* Your instructions:
An exact copy of every entry is required, without the pictures.

*** The records Section Begins ***

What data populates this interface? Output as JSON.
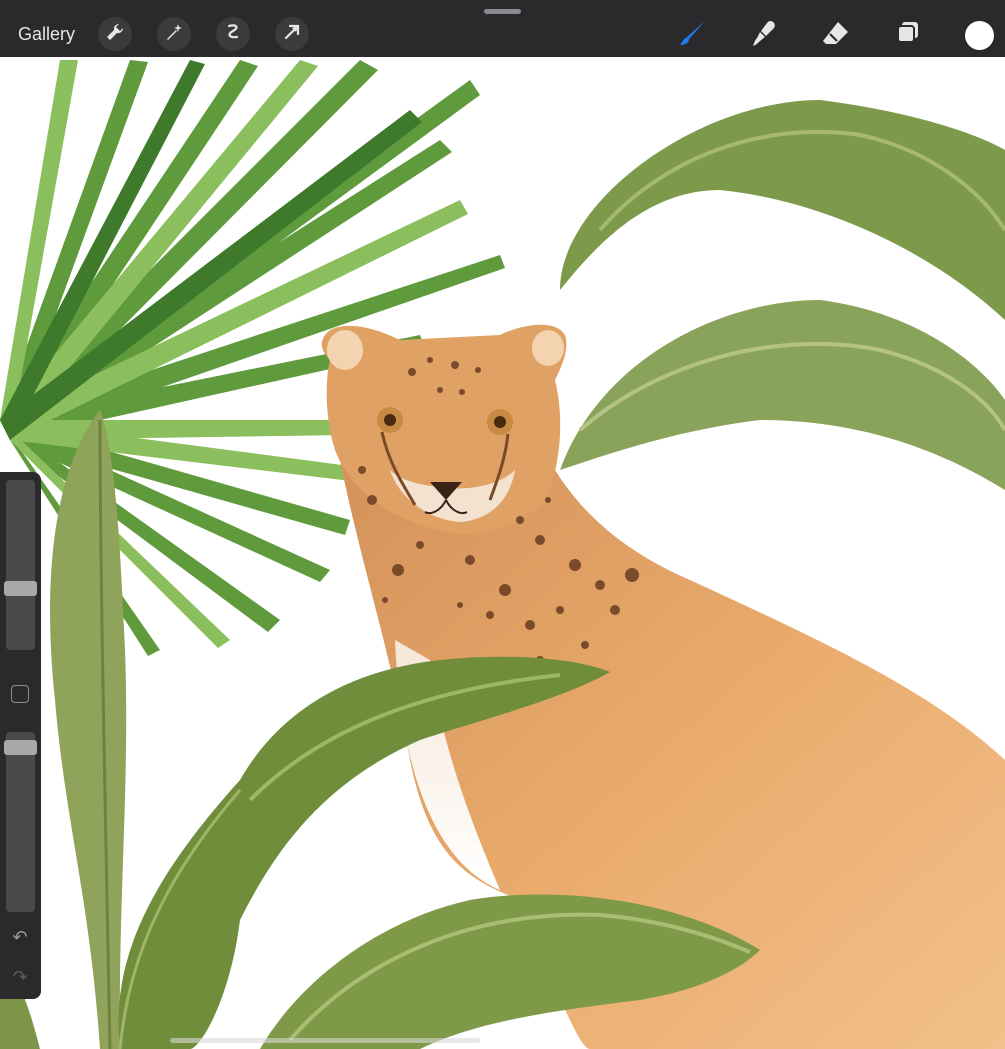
{
  "toolbar": {
    "gallery_label": "Gallery",
    "left_tools": [
      "wrench-icon",
      "magic-wand-icon",
      "selection-icon",
      "transform-arrow-icon"
    ],
    "right_tools": [
      "brush-icon",
      "smudge-icon",
      "eraser-icon",
      "layers-icon"
    ],
    "active_tool": "brush-icon",
    "accent_color": "#1f7cf2",
    "current_color": "#ffffff"
  },
  "sidebar": {
    "brush_size_level": 0.35,
    "opacity_level": 0.95,
    "undo_icon": "undo-icon",
    "redo_icon": "redo-icon"
  }
}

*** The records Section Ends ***

* Answer space:
What data populates this interface? Output as JSON.
{
  "toolbar": {
    "gallery_label": "Gallery",
    "left_tools": [
      "wrench-icon",
      "magic-wand-icon",
      "selection-icon",
      "transform-arrow-icon"
    ],
    "right_tools": [
      "brush-icon",
      "smudge-icon",
      "eraser-icon",
      "layers-icon"
    ],
    "active_tool": "brush-icon",
    "accent_color": "#1f7cf2",
    "current_color": "#ffffff"
  },
  "sidebar": {
    "brush_size_level": 0.35,
    "opacity_level": 0.95,
    "undo_icon": "undo-icon",
    "redo_icon": "redo-icon"
  }
}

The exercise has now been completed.